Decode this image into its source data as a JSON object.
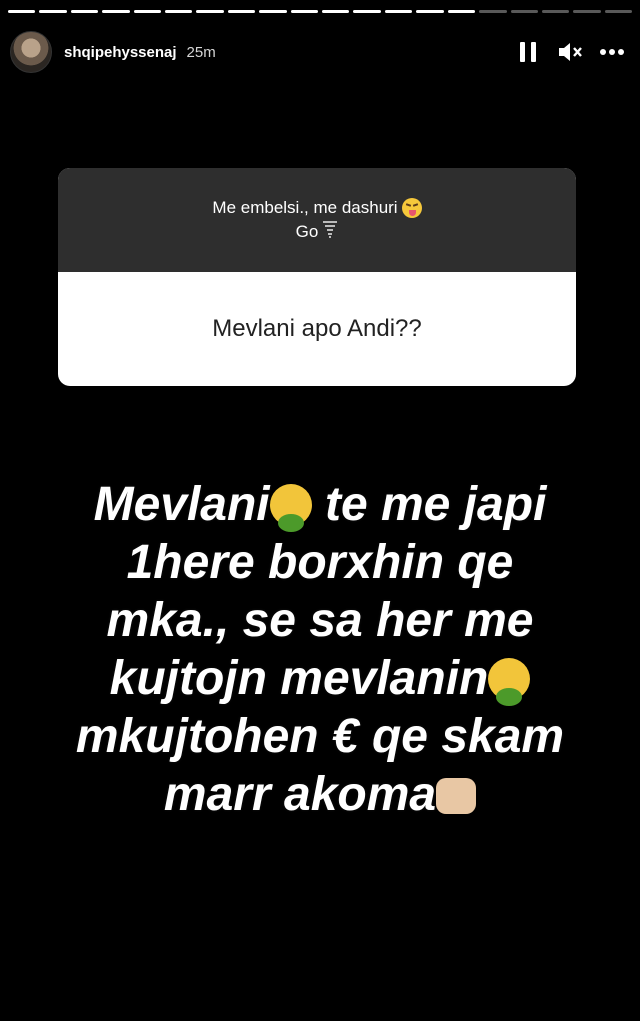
{
  "story": {
    "progress_segments": [
      1,
      1,
      1,
      1,
      1,
      1,
      1,
      1,
      1,
      1,
      1,
      1,
      1,
      1,
      1,
      0,
      0,
      0,
      0,
      0
    ],
    "username": "shqipehyssenaj",
    "time_ago": "25m"
  },
  "question_box": {
    "top_line1": "Me embelsi., me dashuri",
    "top_line2": "Go",
    "question": "Mevlani apo Andi??"
  },
  "answer": {
    "line1": "Mevlani",
    "line1b": "te me japi",
    "line2": "1here borxhin qe",
    "line3": "mka., se sa her me",
    "line4": "kujtojn mevlanin",
    "line5": "mkujtohen € qe skam",
    "line6": "marr akoma"
  },
  "icons": {
    "pause": "pause-icon",
    "mute": "mute-icon",
    "more": "more-icon"
  }
}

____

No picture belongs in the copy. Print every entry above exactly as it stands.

#### [Response below]
Decode this image into its source data as a JSON object.
{
  "story": {
    "progress_segments": [
      1,
      1,
      1,
      1,
      1,
      1,
      1,
      1,
      1,
      1,
      1,
      1,
      1,
      1,
      1,
      0,
      0,
      0,
      0,
      0
    ],
    "username": "shqipehyssenaj",
    "time_ago": "25m"
  },
  "question_box": {
    "top_line1": "Me embelsi., me dashuri",
    "top_line2": "Go",
    "question": "Mevlani apo Andi??"
  },
  "answer": {
    "line1": "Mevlani",
    "line1b": "te me japi",
    "line2": "1here borxhin qe",
    "line3": "mka., se sa her me",
    "line4": "kujtojn mevlanin",
    "line5": "mkujtohen € qe skam",
    "line6": "marr akoma"
  },
  "icons": {
    "pause": "pause-icon",
    "mute": "mute-icon",
    "more": "more-icon"
  }
}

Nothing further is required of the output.